They usually live for around 15 to 20 years in the wild. This goes up considerably when they are in captivity, with some individuals living to be 50 years old.
What Sound Does a Penguin Make
Different species emit different sounds. These include brays, gakkers, and growls. Chicks use a peep sound. The following video will give an idea about the various sounds a penguin makes:
Predators: What animals eat penguins
There are not many predators on the land, but in the water leopard seals, orcas, and sharks often prey on adult penguins.
What is a group of penguins called
A group of penguins in the water is called a raft, while when they are on land, it is called a colony, rookery or waddle.
How do penguins walk
They are quite graceful and comfortable when moving underwater, but much less so when traveling on land. Their walking speed usually ranges between 1mph and 2.5mph. Their short webbed feet make their walking style look like a waddle (hence their group name). Here is a video for you to see how they walk:
- The flippers help them swim gracefully in the water. They can reach speeds of up to 15 miles per hour.
- The blubber under their skin helps them stay warm in freezing cold temperatures.
- There is a secretion that comes out of the penguins’ tail that helps keep them shiny and waterproof.

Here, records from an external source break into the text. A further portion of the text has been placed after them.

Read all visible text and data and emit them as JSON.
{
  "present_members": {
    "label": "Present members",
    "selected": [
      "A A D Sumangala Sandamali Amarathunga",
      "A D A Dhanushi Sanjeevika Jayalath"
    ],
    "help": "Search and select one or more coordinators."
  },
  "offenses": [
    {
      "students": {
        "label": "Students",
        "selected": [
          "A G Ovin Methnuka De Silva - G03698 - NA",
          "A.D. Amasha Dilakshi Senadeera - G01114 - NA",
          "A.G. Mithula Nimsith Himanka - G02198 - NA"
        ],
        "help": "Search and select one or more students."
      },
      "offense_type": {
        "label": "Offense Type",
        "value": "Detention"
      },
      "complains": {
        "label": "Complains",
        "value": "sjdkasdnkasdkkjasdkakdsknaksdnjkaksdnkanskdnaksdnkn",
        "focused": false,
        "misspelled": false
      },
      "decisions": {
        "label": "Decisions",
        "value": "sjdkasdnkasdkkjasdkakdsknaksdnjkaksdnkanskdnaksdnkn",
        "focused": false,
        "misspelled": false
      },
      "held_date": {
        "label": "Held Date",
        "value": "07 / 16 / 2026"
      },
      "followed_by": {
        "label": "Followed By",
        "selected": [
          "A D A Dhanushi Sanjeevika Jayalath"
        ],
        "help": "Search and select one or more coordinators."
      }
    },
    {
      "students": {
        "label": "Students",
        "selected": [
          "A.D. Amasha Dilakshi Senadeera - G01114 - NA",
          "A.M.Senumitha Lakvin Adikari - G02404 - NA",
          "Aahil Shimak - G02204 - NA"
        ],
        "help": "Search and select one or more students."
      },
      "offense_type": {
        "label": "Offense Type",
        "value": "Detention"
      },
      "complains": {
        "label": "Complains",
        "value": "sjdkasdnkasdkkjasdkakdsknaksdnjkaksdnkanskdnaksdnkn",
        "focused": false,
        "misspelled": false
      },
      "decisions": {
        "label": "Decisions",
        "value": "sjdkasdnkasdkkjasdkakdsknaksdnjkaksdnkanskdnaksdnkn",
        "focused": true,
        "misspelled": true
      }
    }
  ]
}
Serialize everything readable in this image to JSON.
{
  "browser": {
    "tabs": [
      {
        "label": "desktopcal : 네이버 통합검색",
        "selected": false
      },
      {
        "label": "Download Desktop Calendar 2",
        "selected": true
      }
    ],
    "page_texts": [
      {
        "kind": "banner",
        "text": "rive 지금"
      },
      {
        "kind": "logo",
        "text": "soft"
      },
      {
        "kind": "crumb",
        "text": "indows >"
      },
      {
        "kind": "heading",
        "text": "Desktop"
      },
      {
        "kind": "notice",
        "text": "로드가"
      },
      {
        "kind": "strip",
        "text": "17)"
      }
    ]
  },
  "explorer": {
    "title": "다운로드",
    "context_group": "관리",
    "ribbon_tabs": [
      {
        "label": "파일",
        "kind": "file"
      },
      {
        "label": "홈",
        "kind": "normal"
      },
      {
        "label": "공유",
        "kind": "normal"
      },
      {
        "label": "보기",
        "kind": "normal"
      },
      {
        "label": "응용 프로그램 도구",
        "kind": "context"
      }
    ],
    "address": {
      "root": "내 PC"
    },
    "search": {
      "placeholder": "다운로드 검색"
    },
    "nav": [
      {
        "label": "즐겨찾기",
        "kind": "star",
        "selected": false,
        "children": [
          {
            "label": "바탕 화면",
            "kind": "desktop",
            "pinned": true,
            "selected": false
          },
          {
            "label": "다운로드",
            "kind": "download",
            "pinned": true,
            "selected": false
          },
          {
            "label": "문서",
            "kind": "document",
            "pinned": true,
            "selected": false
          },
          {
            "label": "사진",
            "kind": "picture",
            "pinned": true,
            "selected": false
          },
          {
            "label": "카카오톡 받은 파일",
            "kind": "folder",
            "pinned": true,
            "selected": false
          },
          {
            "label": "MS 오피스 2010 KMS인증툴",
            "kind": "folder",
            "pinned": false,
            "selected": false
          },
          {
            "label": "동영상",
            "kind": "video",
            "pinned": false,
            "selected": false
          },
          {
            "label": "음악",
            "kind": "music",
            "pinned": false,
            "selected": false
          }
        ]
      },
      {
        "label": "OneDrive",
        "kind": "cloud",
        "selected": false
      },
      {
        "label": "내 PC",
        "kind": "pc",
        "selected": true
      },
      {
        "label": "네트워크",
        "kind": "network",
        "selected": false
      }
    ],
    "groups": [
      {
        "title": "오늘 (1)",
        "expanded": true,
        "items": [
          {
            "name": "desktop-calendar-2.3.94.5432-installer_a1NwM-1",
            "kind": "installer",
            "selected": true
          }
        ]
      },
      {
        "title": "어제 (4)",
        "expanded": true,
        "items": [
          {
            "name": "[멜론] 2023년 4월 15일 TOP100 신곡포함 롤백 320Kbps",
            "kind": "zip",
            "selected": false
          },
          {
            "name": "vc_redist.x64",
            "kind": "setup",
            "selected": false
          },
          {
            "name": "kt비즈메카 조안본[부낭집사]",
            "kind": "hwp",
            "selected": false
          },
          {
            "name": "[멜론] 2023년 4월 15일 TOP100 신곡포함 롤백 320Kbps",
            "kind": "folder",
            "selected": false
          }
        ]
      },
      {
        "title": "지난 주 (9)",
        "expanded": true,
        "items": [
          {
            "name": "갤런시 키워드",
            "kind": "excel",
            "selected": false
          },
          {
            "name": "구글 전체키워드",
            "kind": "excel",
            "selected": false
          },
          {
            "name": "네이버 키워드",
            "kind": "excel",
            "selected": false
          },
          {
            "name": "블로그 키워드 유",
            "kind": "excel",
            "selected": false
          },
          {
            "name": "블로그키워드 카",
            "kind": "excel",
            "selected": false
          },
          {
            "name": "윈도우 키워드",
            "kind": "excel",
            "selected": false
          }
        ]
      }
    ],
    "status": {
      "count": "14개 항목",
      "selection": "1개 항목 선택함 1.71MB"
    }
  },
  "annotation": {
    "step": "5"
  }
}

- They have solid bones that increase their weight, helping them stay underwater.
- The heart rate of penguins slows when they are deep underwater, helping them preserve oxygen.
- All species are counter shaded to help them camouflage themselves in the water. When a predator sees into the water from above, they will see the black, and will not be able to identify it as it will blend in with the dark background below it. Similarly, when an underwater predator looks up, the white belly will make it harder for the predator to identify the bird, as it will blend in with the background.
How Long Can Penguins Stay Underwater
The duration varies depending on the size, age, and species of penguins, with the emperor penguin being capable of staying underwater for over 20 minutes.
All species are protected, and hunting them or collecting their eggs is strictly prohibited. In 1959, 12 countries signed the Antarctic Treaty to preserve and protect that continent, as well as all wildlife dwelling there, making it illegal to interfere with or harm penguins and their eggs. Anything related to these birds has to be collected after special approval from the Scientific Committee for Antarctic Research (SCAR).
- Penguins spend half their life in the water and the other half on land.
- The mega penguin was the largest ever, standing at 6.6 ft (2 m) tall. It went extinct around 37 to 40 million years ago.
- It is commonly and wrongly believed that penguins do not have knees, whereas their legs consist of a femur, knee, a tibia and a fibula.
- A penguin swims as well in the water as any other bird flies in the air.